Annually, we would gather at a local restaurant for a holiday celebration that resembled a wake. Over drinks, our boss would recount the terrible year coming to an end and how he believed our company would not survive another. The current year ended in defeat and we faced the coming one with dread.
As director of marketing, I was challenged to keep our salespeople motivated. A tough task with the fear we weren’t going to make it. Our boss’s answer to falling sales was to retreat: lay people off and cut expenses. We were spiraling down the drain our ever-worsening level of service drove customers away.
Overwhelmed, our boss resigned his position and took a job delivering phone books—not as much pay but a lot less stress. In contrast to our Ivy League educated former boss, his successor had only a high school education and little experience in our business.
His first day, he gathered the staff and announced we were going to upgrade our computer system. A new computer system! Why would you make a major investment with the company going out of business? Maybe, things were not as bad as we thought.
He presented a positive view of the future and employee morale soared, as did productivity and sales.
More important than a college diploma, he possessed a can-do attitude. He provided hope, while setting an example of hard work and resistance to adversity. He was a leader rather than a retreater and the company prospered under his guidance.
When the confederate army surged through a gap in the union line during the Civil War battle of Chickamauga, the northern troops and their officers panicked and ran.
General George Thomas wasn’t running. He assembled a defense line that held long enough for the retreating army to make it to safety. Thomas saved he Army of the Cumberland and became forever known as the “Rock of Chickamauga.”
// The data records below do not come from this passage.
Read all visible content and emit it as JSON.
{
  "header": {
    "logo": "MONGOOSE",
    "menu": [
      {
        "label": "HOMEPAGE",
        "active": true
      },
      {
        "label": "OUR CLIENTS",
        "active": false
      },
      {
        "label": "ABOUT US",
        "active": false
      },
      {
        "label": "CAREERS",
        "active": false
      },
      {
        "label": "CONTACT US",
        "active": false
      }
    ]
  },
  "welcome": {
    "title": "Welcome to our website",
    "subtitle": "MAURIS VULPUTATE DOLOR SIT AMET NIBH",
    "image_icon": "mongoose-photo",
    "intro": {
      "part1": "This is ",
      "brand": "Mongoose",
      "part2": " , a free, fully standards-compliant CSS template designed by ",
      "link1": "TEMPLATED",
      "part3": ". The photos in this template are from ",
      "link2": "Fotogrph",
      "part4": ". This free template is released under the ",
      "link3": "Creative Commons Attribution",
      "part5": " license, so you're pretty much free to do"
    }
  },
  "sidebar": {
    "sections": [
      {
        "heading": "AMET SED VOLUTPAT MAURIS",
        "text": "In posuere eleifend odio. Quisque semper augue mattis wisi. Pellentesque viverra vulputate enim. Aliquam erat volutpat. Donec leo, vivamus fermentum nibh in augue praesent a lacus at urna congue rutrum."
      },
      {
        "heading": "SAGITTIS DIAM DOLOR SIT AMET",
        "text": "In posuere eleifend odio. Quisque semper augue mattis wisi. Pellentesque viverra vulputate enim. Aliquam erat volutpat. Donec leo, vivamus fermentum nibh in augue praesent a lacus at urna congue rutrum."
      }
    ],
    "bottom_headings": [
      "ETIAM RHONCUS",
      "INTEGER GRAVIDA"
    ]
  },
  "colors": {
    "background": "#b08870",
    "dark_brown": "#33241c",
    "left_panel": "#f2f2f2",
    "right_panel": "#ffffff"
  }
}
George Thomas was a leader. In the midst of panic he rallied his troops and held his ground. In contrast, a retreater is prone to retreat. At the first sign of trouble he or she gives up the fight, runs for safety. As the leader goes, so go the troops with them all hope of success.
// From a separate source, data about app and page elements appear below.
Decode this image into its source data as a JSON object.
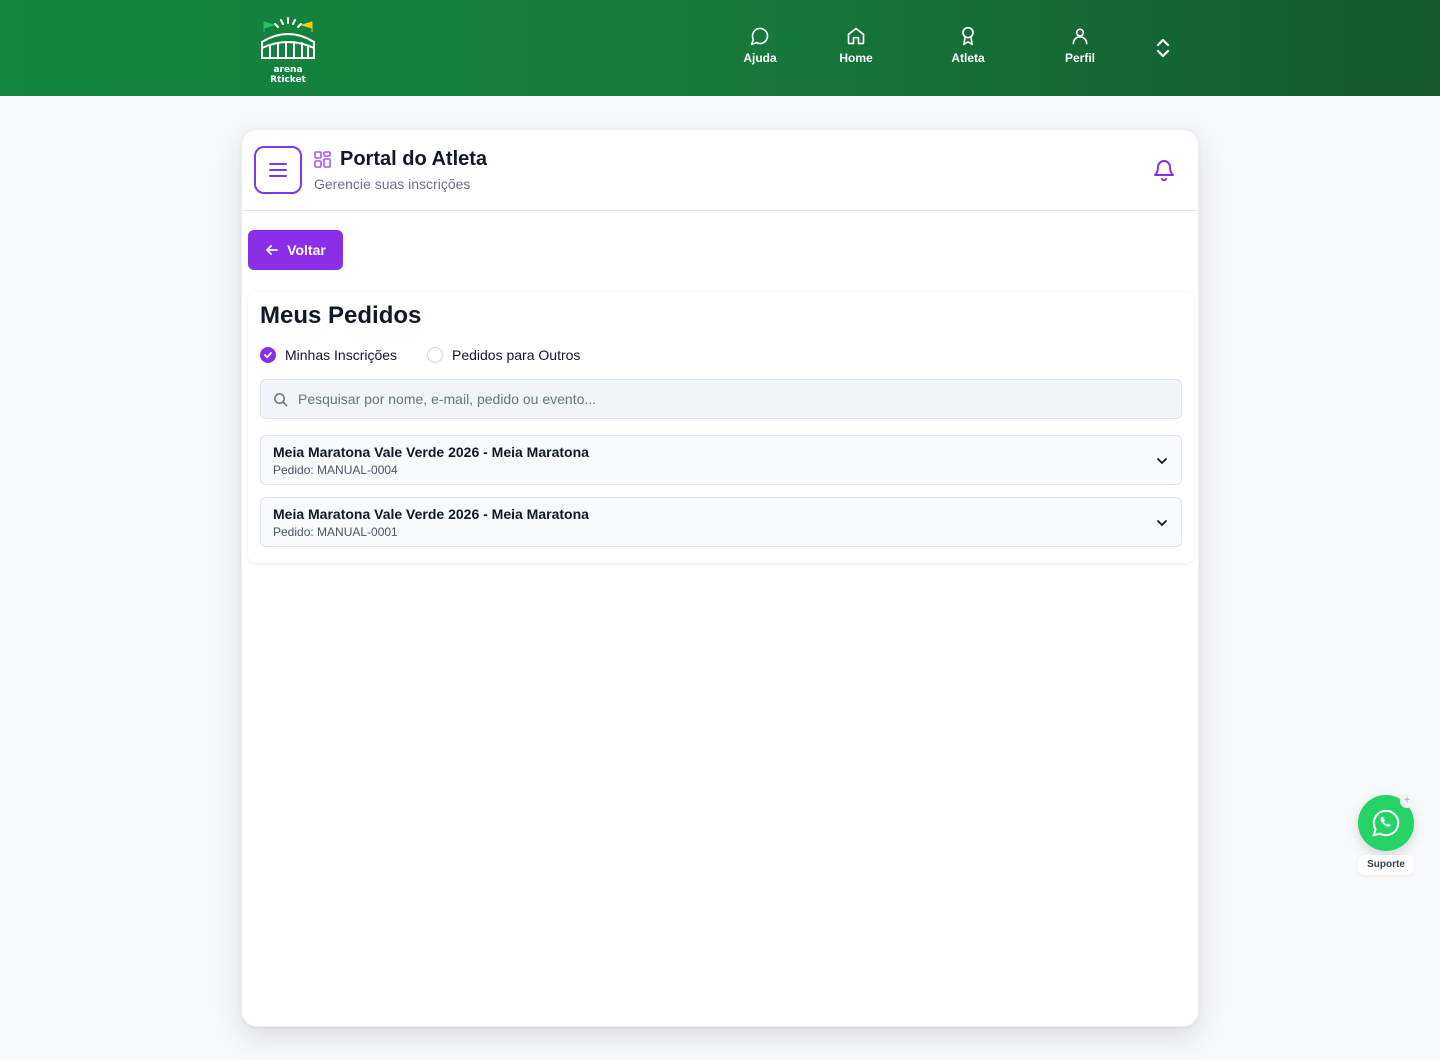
{
  "header": {
    "logo_text": "arena Rticket",
    "nav": [
      {
        "label": "Ajuda",
        "icon": "chat-bubble-icon"
      },
      {
        "label": "Home",
        "icon": "home-icon"
      },
      {
        "label": "Atleta",
        "icon": "medal-icon"
      },
      {
        "label": "Perfil",
        "icon": "user-icon"
      }
    ],
    "toggle_icon": "chevron-up-down-icon",
    "colors": {
      "start": "#12873f",
      "end": "#14582c"
    }
  },
  "portal": {
    "title": "Portal do Atleta",
    "subtitle": "Gerencie suas inscrições",
    "accent": "#8b2fe6"
  },
  "back_button": {
    "label": "Voltar"
  },
  "orders_panel": {
    "title": "Meus Pedidos",
    "filters": [
      {
        "label": "Minhas Inscrições",
        "selected": true
      },
      {
        "label": "Pedidos para Outros",
        "selected": false
      }
    ],
    "search_placeholder": "Pesquisar por nome, e-mail, pedido ou evento...",
    "orders": [
      {
        "title": "Meia Maratona Vale Verde 2026 - Meia Maratona",
        "id": "Pedido: MANUAL-0004"
      },
      {
        "title": "Meia Maratona Vale Verde 2026 - Meia Maratona",
        "id": "Pedido: MANUAL-0001"
      }
    ]
  },
  "support": {
    "label": "Suporte",
    "close": "+",
    "color": "#25d366"
  }
}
In advance of a Japanese victory, general Douglas McArthur was ordered to flee the Philippine Islands. A pragmatist, he knew the battle was lost but he was determined to win the war. When he arrived in Australia, he made a simple statement that rallied resistance and offered a vision for the future: “I shall return.”
Like McArthur, a leader is a realist. He or she understands retreat is sometimes necessary; but when required, it is an organized withdrawal, giving way while maintaining morale and setting forth a vision of an ultimate success.
Even when facing failure, leaders continue to lead: presenting a positive view of the future; standing firm in the face of adversity; and offering hope.